And that's a shame.
As a kid, when a magician pulled a rabbit out of his top hat, it was baffling -- even when it happened right before your eyes. Where did the rabbit come from? Does it live in the hat? There are infinite possibilities. It's magic. For all the beautiful, heart-warming, spectacular storytelling in Pixar's films -- they've shown me the inside of the hat. They've shown me the very tip-top that opens, hinges down, providing access to the rabbit's cage below the table upon which the hat rests. Amazing mechanics, sure, but the magic is muddled. There are no longer infinite possibilities for the impressionable audience. There's only the one right in front of you. And while it still may be magical, it is certainly not magic.
Instead of walking out of the theater (or from my couch to the refrigerator) pondering what it might be like to find an extraterrestrial in my backyard or live with Bigfoot or if that dog across the street is actually a giant behemoth hellbent on stealing my baseballs -- I am convinced I know what it's like to live under the sea and I know the bureaucratic inner-workings of the monsters in my closet. Magical, yes. Magic, no.

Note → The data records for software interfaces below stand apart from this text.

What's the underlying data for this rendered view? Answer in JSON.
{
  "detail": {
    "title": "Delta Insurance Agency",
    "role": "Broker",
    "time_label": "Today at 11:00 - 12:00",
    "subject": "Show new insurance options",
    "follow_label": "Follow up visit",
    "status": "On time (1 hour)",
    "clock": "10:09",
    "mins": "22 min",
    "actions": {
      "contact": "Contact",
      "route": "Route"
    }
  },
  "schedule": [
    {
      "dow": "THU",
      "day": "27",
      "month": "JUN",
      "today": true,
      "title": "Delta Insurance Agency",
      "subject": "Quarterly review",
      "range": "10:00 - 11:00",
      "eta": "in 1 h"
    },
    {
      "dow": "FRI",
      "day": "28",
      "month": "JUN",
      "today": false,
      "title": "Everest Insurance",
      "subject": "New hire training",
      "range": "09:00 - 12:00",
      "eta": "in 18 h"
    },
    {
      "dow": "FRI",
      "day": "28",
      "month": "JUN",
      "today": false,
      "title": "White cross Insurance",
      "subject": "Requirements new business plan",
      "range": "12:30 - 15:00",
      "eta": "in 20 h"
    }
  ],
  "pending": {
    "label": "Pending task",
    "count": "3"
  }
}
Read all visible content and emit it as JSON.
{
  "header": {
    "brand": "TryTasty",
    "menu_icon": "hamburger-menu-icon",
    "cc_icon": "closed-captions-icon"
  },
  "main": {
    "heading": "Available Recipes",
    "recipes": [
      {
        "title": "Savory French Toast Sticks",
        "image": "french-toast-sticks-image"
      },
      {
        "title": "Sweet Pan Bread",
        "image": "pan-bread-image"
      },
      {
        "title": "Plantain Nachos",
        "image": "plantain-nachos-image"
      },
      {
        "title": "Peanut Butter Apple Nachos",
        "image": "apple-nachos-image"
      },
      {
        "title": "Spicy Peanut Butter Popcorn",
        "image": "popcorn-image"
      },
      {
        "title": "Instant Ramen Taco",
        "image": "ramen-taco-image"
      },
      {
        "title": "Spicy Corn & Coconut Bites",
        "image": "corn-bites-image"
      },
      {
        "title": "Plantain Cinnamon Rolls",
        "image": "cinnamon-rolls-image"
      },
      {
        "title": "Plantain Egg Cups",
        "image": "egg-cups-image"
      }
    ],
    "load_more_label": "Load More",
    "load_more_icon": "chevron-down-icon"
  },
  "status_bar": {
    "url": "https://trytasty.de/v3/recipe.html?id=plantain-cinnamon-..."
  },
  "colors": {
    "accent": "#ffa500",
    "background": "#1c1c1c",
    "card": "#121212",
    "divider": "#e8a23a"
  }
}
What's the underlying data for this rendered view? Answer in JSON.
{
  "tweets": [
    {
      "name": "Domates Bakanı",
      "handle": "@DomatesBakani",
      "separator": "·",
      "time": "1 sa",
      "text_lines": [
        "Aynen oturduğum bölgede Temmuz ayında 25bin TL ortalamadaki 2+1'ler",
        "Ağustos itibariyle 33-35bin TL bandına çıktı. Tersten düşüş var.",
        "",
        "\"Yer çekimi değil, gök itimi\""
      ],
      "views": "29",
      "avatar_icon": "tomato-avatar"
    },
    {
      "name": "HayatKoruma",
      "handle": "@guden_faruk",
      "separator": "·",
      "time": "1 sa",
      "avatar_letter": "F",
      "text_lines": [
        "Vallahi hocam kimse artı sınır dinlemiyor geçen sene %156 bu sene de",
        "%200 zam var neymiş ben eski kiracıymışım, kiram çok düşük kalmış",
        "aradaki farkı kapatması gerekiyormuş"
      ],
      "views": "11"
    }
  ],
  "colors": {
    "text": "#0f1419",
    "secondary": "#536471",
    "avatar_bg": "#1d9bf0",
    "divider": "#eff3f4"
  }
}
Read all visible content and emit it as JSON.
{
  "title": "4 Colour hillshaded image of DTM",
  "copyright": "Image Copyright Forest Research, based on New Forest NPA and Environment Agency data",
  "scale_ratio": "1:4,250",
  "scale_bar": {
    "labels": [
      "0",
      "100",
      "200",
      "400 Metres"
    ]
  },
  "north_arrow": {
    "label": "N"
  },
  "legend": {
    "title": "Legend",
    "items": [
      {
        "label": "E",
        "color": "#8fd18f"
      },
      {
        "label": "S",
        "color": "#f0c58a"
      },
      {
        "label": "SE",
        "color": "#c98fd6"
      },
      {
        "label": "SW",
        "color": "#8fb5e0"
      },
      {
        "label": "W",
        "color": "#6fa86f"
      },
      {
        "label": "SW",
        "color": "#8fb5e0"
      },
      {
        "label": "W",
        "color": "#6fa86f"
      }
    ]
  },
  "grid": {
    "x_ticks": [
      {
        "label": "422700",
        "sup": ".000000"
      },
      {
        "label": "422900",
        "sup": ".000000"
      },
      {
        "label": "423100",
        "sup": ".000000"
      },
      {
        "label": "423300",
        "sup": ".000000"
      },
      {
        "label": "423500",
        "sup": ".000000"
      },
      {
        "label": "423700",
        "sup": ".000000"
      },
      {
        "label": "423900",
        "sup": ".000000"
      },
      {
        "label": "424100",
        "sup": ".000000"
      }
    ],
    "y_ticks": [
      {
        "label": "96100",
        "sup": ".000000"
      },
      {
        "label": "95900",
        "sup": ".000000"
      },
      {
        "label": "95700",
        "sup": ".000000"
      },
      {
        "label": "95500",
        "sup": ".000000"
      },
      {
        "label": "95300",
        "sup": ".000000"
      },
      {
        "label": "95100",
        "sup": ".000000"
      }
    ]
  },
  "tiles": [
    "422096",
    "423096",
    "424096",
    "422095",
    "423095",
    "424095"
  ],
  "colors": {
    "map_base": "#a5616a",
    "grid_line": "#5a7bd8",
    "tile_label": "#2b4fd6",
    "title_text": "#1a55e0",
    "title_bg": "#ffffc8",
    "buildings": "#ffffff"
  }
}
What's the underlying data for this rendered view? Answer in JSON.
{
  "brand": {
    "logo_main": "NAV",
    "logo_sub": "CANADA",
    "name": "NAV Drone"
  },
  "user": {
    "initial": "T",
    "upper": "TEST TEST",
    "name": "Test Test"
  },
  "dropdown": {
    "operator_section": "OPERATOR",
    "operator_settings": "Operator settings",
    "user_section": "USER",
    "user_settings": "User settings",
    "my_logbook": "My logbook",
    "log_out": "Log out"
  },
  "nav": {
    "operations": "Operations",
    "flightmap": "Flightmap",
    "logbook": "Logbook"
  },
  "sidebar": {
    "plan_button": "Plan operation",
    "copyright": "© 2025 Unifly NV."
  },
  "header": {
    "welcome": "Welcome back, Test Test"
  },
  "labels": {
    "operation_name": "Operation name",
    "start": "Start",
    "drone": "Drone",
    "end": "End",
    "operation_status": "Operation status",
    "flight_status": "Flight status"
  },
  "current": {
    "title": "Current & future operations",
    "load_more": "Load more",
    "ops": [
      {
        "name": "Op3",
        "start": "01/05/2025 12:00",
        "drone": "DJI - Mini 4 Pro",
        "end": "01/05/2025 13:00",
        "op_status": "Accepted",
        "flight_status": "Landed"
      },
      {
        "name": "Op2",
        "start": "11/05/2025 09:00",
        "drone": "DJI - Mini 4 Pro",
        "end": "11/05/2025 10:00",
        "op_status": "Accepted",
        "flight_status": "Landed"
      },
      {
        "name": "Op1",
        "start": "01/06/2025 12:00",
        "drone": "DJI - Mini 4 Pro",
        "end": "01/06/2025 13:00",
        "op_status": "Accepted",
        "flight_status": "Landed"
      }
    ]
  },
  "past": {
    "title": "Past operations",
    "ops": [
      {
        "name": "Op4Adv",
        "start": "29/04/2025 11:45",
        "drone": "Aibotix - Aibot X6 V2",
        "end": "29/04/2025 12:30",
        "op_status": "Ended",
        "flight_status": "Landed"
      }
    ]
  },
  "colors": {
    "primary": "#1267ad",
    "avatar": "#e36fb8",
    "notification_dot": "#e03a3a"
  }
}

It took a certain leap of faith, a suspension of disbelief, an imaginative trust to lose oneself in a film like The NeverEnding Story or The Goonies. But that imagination, that faith is something that the viewer added to the experience. It made them active. I could be Bastian. The next time I open a book, it could be me flying around on top of Falkor. But with so much handed to us, to this generation of kids, it's all a more passive experience. Sure, the kids connect with the story, they laugh and cry when they're supposed to, and they may even fantasize that their toys do actually come to life -- but it's all been handed to them.
The worlds are so fully realized that one doesn't even feel the need to question them, to expand upon them, to live in them further. It's the mechanics of the magical without the magic. It was the disconnect of human connection in kids' films that, while growing up, was so crucial for me to experience. And that is still very crucial. Perhaps soon we'll see a resurgence of live-action family films, ones that make us dream and wonder and take that leap of faith instead of being led through a lighted, railed walkway with our dreams projected for us on the walls. I hope so. Because I want my kids to be baffled when that rabbit comes hopping out of that hat. I want them to ask me, "How? But-- Where from?" And I want to tell them, "It's magic."